Pacific children key to championing human rights
Suva, Fiji – Pacific education officials and curriculum development officers from Kiribati, the Republic of Marshall Islands (RMI), and Tuvalu met in Fiji this from Aug, 7 to 10 to progress plans to integrate human rights and responsibilities into primary and secondary school curricula under the banner of “social citizenship education.”
The social citizenship education programme 2018-2021 is funded by the EUR 19.5million Pacific Partnership to End Violence against Women and Girls (Pacific Partnership), supported by the European Union (EUR 12.7m) with targeted support from the Australian Government (EUR 6.2m) and UN Women (EUR 0.6m).
On behalf of the delegations from Kiribati, RMI and Tuvalu, Mr Neaki Letia, Director of Education for the Government of Tuvalu, said “as we navigate the various implementation challenges ahead we must stay strong in our belief that children and young people can bring about positive social change. This workshop provided an opportunity for countries to share with and learn from each other as we plan towards a future where children and young people are agents of change.”
Plans to action the integration of social citizenship education into the school curriculum arose following a regional consultation held in April 2017 where education officials from 10 Pacific countries met to map a way forward for their countries to strengthen social citizenship through their national education curriculum. This week’s follow up workshop was attended by senior education officials and representatives from three Pacific countries who will now return to their respective countries and drive the action plans they have developed.
In welcoming the participants to the workshop, Ingrid Swinnen, representative of the Delegation of the European Union for the Pacific said, “Ministries of Education in the Pacific are critical counterparts and drivers of this process because they best understand what suits their country context and education systems to deliver social citizenship education”.
Support to the social citizenship education programme will be provided by the Pacific Community’s (SPC) Regional Rights Resources Team (RRRT), in collaboration with SPC’s Educational Quality and Assessment Programme (EQAP) and the Social Development Programme (SDP).
The Pacific Community’s Regional Rights Resource Team and the Australia High Commission, Fiji, convened a donor roundtable on the progress of National Human Rights Institutions in the Pacific in this April 28, 2018 file photo. Photo courtesy of SPC.
“At SPC RRRT, we believe that our children and young people are ready to have conversations on social inclusion, human rights, gender equality and ending violence, within the classroom setting. The social citizenship component of the Pacific Partnership programme will help them to do this in an informed way and SPC RRRT is excited to be part of this initiative,” said SPC RRRT director, Miles Young.
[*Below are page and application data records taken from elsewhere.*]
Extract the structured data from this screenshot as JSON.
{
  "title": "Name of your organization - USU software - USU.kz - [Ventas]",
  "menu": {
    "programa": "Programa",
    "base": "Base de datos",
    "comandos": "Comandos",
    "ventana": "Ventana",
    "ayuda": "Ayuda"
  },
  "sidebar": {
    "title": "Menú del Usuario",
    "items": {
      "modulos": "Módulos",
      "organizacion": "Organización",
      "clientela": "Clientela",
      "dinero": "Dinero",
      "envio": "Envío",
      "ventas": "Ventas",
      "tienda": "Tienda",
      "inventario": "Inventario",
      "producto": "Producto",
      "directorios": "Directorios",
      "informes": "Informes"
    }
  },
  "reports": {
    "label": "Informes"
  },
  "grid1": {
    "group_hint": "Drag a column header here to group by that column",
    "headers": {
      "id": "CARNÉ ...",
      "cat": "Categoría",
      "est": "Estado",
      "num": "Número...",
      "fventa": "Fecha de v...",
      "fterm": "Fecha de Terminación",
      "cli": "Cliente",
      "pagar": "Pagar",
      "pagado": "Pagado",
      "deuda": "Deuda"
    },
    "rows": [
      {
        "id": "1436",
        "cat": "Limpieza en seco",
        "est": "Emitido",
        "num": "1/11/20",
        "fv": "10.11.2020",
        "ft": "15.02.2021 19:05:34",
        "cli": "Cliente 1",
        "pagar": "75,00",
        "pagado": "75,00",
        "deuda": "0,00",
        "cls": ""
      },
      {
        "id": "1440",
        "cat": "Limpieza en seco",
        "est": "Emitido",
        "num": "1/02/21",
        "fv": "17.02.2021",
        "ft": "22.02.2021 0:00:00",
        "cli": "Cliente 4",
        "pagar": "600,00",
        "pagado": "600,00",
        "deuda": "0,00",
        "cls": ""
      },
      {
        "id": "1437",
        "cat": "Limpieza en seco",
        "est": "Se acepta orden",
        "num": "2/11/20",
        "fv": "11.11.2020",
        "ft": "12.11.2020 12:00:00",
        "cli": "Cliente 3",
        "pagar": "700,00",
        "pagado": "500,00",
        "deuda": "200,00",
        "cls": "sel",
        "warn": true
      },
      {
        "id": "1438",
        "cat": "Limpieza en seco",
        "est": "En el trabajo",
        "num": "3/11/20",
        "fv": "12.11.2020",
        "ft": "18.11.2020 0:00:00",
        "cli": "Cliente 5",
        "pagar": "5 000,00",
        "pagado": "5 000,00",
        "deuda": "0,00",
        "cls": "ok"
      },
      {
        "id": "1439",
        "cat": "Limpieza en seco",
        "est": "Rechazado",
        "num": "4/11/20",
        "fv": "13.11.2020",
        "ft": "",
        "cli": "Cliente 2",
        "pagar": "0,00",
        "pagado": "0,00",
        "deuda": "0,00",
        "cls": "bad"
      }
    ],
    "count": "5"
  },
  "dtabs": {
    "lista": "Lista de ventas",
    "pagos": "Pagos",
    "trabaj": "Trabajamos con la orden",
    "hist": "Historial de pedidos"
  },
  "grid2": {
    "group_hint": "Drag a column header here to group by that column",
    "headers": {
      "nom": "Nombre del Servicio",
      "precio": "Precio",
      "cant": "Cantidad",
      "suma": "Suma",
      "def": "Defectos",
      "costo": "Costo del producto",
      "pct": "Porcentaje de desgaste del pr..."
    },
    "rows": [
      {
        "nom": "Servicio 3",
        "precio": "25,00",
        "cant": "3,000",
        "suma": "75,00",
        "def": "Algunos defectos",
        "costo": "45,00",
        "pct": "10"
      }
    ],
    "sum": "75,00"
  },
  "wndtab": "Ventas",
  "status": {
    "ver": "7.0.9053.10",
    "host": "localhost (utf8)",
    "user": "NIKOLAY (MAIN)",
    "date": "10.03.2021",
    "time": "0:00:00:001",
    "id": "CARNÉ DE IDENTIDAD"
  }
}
The Pacific Partnership program brings together governments, civil society organizations, communities and other partners, to promote gender equality, prevent violence against women and girls (VAWG), and increase access to quality response services for survivors of violence. The programme’s three outcome areas are jointly implemented through a partnership between SPC RRRT, Pacific Islands Forum Secretariat (Forum Secretariat) and UN Women Fiji Multi-Country Office.
The social citizenship education program is Outcome One of the Pacific Partnership programme, and aims to contribute toward shaping children and youth’s notions and awareness of human rights and responsibilities, gender equality, social inclusion and ending violence against women and girls in their communities.
The Pacific region has some of the highest rates of violence against women recorded in the world – twice the global average with an estimated two in every three Pacific women impacted by gender-based violence. Along with high rates of violence – a violation of human rights – women and girls in the Pacific region experience constant and continual inequalities including low levels of participation in decision making, limited economic opportunities, restricted access to sexual and reproductive health and rights.
The Pacific Partnership to End Violence Against Women and Girls brings together governments, civil society organisations, communities and other partners to promote gender equality, prevent violence against women and girls, and increase access to quality response services for survivors.
To achieve this, the Pacific Partnership aims to transform the social norms that allow violence against women and girls to continue; to ensure survivors have access to quality response services; and to support national and regional institutions to meet their commitments to gender equality and prevention of violence against women and girls. Working through partners, it will promote equal rights and opportunities for all Pacific people, through innovative approaches to education, access to essential services, and policy development. (SPC)